How do you recommend that we improve that culture with regard to the spillover retaliation? We've been hearing from witnesses that they're afraid that, rather than having their colleagues' support, they will get isolated within their own department. How do you improve that?

10:05 a.m.

Legal Director, Government Accountability Project, As an Individual

Tom Devine

The first thing is to make sure that the law protects all the people in the village that you want to and be working with the whistle-blower to prevent isolation. That's the primary requirement, which means that people who are mistakenly perceived to be whistle-blowers, people who assist the whistle-blower, and people who are providing supporting evidence be protected as well.

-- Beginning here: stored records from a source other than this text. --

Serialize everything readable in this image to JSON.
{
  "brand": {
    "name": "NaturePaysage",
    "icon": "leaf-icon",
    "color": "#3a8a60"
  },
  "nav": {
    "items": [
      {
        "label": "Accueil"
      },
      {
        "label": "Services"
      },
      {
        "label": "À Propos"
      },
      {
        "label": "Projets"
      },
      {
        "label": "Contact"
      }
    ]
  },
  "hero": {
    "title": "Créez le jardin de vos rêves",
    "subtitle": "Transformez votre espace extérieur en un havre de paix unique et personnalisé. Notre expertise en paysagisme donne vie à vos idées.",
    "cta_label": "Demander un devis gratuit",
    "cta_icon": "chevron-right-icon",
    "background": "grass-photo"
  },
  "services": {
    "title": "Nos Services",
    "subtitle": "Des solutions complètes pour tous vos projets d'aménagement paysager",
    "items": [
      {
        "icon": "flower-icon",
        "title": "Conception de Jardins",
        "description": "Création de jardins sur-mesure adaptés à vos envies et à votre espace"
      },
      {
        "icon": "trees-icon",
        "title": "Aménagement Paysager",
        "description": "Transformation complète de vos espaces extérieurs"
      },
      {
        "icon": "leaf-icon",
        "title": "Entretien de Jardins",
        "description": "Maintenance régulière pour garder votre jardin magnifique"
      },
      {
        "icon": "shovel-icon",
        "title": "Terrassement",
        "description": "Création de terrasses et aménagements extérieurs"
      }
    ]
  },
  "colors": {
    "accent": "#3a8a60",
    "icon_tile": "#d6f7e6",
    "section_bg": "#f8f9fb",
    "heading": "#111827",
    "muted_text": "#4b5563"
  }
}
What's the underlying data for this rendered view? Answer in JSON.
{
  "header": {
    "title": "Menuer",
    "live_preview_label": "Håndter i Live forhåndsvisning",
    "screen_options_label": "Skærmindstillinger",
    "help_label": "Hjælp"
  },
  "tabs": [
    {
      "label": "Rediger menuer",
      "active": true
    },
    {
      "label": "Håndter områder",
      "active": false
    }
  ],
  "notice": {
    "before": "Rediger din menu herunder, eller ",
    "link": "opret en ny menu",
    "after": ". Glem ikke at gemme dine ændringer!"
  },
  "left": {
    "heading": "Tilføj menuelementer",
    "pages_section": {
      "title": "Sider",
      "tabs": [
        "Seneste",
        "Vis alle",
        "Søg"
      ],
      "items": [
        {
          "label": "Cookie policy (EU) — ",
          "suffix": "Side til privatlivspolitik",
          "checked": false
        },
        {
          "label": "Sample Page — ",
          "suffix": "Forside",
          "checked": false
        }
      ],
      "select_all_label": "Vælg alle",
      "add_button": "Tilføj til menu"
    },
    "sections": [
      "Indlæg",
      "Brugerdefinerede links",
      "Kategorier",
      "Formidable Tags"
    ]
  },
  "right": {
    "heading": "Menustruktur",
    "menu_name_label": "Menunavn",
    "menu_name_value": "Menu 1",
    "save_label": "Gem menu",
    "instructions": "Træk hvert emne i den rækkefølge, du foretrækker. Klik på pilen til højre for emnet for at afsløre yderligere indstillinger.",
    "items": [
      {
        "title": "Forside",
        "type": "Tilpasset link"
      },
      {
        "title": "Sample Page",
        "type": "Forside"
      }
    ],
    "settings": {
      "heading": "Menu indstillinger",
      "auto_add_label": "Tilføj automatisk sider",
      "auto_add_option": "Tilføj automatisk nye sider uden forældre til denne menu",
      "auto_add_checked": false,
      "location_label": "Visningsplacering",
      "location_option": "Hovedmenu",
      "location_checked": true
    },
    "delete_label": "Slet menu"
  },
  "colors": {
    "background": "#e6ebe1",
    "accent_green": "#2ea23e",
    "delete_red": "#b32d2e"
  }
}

The second thing is leadership. So much of the problem with whistle-blowing is that it's perceived as disloyalty to the organization, and therefore, the dissent is a threat to the jobs, welfare, and careers of colleagues and co-workers. Most whistle-blowers, though, are acting in defence of the organization because they're afraid that the abuse of power is going to backfire and hurt everyone.

When a leader establishes an environment through communicating that he or she wants to know these problems before they get worse, that we can't fix these things or prevent disasters if we're blindsided, and let's have a free flow of information so that we can do the right thing and operate most effectively, when that sinks down and the labour force believes it, it is the right environment to be challenging the isolation that's fatal to whistle-blowers. This idea of having an internal office can be one of the critical front lines for that. The internal officer can be very dangerous. It can be a trap. It can be somebody who is basically just gathering information and has a conflict of interest, and then the disclosures to that person will spark retaliation and cover-up before it gets to an objective audience. However, that officer also can be an invaluable resource for the people. It needs to be structured effectively.

A question was asked earlier about how to do that. I would refer you folks to the criteria for the International Ombudsman Association because these internal agency officers are very similar. The two most significant functions of that are, first, that they have direct access to the organizational leadership—if they're not buried within a bureaucracy, it takes away the potential for plausible deniability—and second, that all communications to them and by them are automatically protected activity under the whistle-blower law because that can be an extremely dangerous job.